Regan speaks on stage during one of The Vernon Company's National Sales Meetings.


Dave Regan has always believed in volunteering. “It’s in my blood,” he says. Regan is a 33-year industry veteran and is the one of PPAI’s most recent Distinguished Service Award recipients. “As much as I’ve volunteered and given, I think I’ve received more back,” Regan says. 

Nominator Chris Vernon, MAS, president and CEO of The Vernon Company, met Regan in the late 1980s when he first joined the company as a sales manager. “Dave is one of the hardest working, humble and most dependable people I’ve ever met,” Vernon says. “He’s always the first to raise his hand to volunteer for business give-back events or philanthropic initiatives around our business community in central Iowa.” 

In early 2000, Regan and his family moved from Boston to Des Moines as he assumed the role of vice president of sales and marketing. Vernon says, “Dave has been instrumental in our business growth leadership for over 30 years and commits much time to help improve and move our industry (and local community) to a better, more inclusive future.”

Regan says he was very fortunate to have joined The Vernon Company. “At the time, I had no experience in the industry,” Regan says. “I ended up joining a company that offered significant training and support. Here I am 33 years later. I never had a reason to move anywhere else.” 

It was also the industry’s versatility and flexibility that’s kept Vernon throughout his career. “This is the type of industry where you can make what you want of it,” he says. “Every company in your community is a potential customer. There are times when businesses are thriving while others are suffering. Our industry allows us to focus on the businesses that are doing well.
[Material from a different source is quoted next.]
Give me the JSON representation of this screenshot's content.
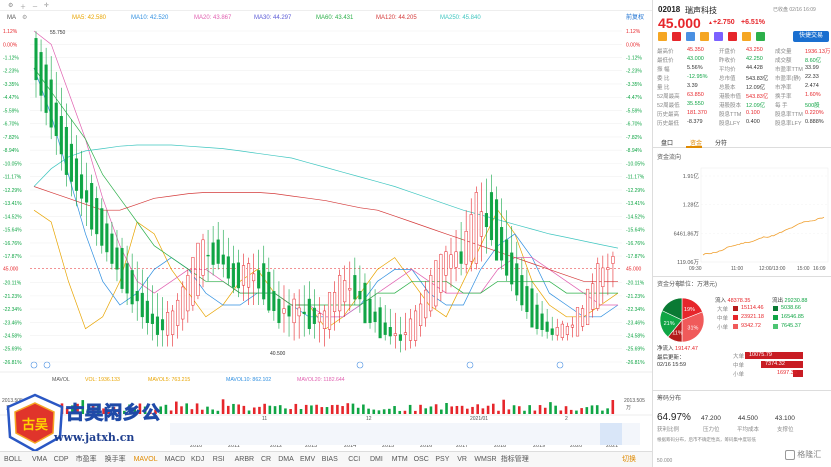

You can easily change your focus depending on the economic outlook at the time.”

In 2005, Regan served on the PPAI Leadership committee for a year, helping to identify future board member candidates. He says this one service opportunity had the biggest impact on his career. “I really got a good front row seat to see how PPAI works, what they need and how important volunteers are to them,” he says. 

Regan smiles with his wife, Jan. Above, right: Regan poses with his two daughters, Erin and Katie, at a Boston Red Sox game.

It was also impactful simply because of who he got to meet. “In those meetings, I am sitting to the left and right of industry leaders who I wouldn’t have gotten to know unless I volunteered on that committee,” Regan says. “By asking questions, I got to learn a lot and meet new people.” 

Regan says volunteering has changed the way he thinks. “I’ve always prided myself in thinking outside the box, but after attending PPAI committee meetings and talking to people, I realized the box is always bigger than you think it is,” he says. 

After giving his time, Regan says he never leaves empty-handed. “More people and more ideas—that’s what keeps me coming back for more,” he says. 

Nominator Kelli Denes, MAS, director of business development for The Vernon Company, says, “He is compassionate and diligent about helping anyone and everyone when they need it. He is known for being the first to arrive and the last to leave and the same can be said for his work and volunteering. The part that always amazes me, he does it effortlessly and can do it before most people can even think about it. He takes action like no one I’ve ever seen.” 

If he could start his career over, Regan says he would read more. “I don’t read,” he says. “I can read, but it’s not something I find joy in doing. I don’t advocate that for anybody. I would read more books about selling and managing. I envy people who read to educate themselves in addition to reading for pleasure and relation.”

For those looking to become better industry volunteers, Regan says don’t overcommit. In other words, figure out what you’re good at and do it 100%. “If volunteering is a part of your plan, put it in your schedule so that it doesn’t become an afterthought and you’ll be better at it,” he says. “Know what your mission is. You’ve got to share and contribute. Volunteering is a two-way street. When you give, you get it back.”

Regan also ran for the PPAI board twice. “I lost twice, so I am a two-time loser—is what I used to say,” he says. “But after each defeat, I was the first one raising my hand to do something else. There was a time when I needed to step away from volunteering for a few years.” 

Regan called those years were “terrible.”

“When I was not volunteering for PPAI, I felt a little lost and disconnected,” he says. “If you want to learn, stay connected to the industry and meet new people, raise your hand.”  


Valdez is an associate editor at PPAI.